A music educator and songwriter, Monica has penned over a dozen picture book manuscripts and several short stories and is currently working on her first novel. Her work was recently featured in the online Litzine "Beautiful Losers" and took first place in the Pacific Sun Flash Fiction contest.


2017: Cassandra Federman

Self-taught via YouTube tutorials, books and other resources, Cassandra Federman has a whimsical style featuring young characters and storytelling. She had her first child in 2016 and now reads children’s books for someone other than herself. Favorite illustrators include Jon Klassen, Mary Blair and Dan Santat, whose illustrator intensive at the 2015 summer conference still influences her work. After graduating magna cum laude from Brandeis University with a degree in psychology, Federman worked for 10 years as an actor and now dreams of being published as an author/illustrator. Her new mentor believes “she is ready” for the next step toward that goal.


2017 Honorable Mention: Teen Namiko Liu

A skilled painter with a strong sense of graphic design, Liu is an Art Center graduate who worked as a designer and paper engineer on pop-up and novelty books at Sabuda & Reinhart, and now hopes to write and illustrate her own books.

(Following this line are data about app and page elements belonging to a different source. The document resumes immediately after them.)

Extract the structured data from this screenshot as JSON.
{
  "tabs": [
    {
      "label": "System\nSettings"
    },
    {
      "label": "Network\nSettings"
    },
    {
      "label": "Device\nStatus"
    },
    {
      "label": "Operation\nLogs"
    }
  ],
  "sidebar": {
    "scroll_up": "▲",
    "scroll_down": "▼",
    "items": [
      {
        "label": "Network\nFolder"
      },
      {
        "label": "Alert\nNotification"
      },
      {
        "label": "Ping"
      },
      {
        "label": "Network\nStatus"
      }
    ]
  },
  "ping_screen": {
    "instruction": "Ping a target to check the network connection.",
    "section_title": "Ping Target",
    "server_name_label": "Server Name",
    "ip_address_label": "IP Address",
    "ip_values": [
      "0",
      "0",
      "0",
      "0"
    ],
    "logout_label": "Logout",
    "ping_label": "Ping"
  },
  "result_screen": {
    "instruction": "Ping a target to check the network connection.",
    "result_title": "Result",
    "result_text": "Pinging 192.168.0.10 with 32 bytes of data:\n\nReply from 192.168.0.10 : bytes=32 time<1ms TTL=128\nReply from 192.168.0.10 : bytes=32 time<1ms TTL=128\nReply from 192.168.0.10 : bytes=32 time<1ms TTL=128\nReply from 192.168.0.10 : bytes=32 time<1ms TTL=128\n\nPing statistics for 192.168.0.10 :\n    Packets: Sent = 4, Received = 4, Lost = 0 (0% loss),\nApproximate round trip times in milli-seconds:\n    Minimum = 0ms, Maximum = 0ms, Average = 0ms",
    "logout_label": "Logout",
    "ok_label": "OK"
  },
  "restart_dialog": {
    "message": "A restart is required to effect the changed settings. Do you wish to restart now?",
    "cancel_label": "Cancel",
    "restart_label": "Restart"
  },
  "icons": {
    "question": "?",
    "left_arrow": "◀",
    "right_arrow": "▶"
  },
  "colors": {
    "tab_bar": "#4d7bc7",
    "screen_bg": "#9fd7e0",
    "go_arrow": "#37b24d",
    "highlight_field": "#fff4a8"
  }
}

2016: Melanie Dearman

In her mentorship application, Melanie submitted 20 pages from her young adult novel, "Clarity", which opens with Holly, a high school senior, who has just broken up with her first girlfriend. “I’m really inspired by the ever-evolving YA community and the bold new directions its writers and publishers are taking all the time,” Melanie wrote in her application for the mentorship. “Above all, though, I write because I can’t help it. Because whenever I have a question with no simple answer, I end up wrestling with it in fiction.”


2016: Cheryl Manning

Set in Hiroshima in 1945, "The Last Crane" is inspired by a true story about a boy’s resilience in the face of unthinkable devastation and loss. Twelve-year-old Kenji, a would-be warrior, witnesses the bombing of his city, which kills his brother and starts Kenji on a path toward valuing peace.


2015: Matthew Rivera

Matthew’s work is very lively, colorful and his treatment of space, light sources, and focus on the main characters got Lattimore’s attention quickly. He loves animals of all sorts, including fantasy/magical types and it’s easy to see that he loves artists such as Syd Hoff, David Kirk and more.


2015: Lori Ann Levy-Holm

Lori Ann’s work is deeply lush and realistically developed in a way that reminds Lattimore of Lisbeth Zwerger. Lori Ann’s story ideas about a particular topic – a girl with an important school-related problem – are timely.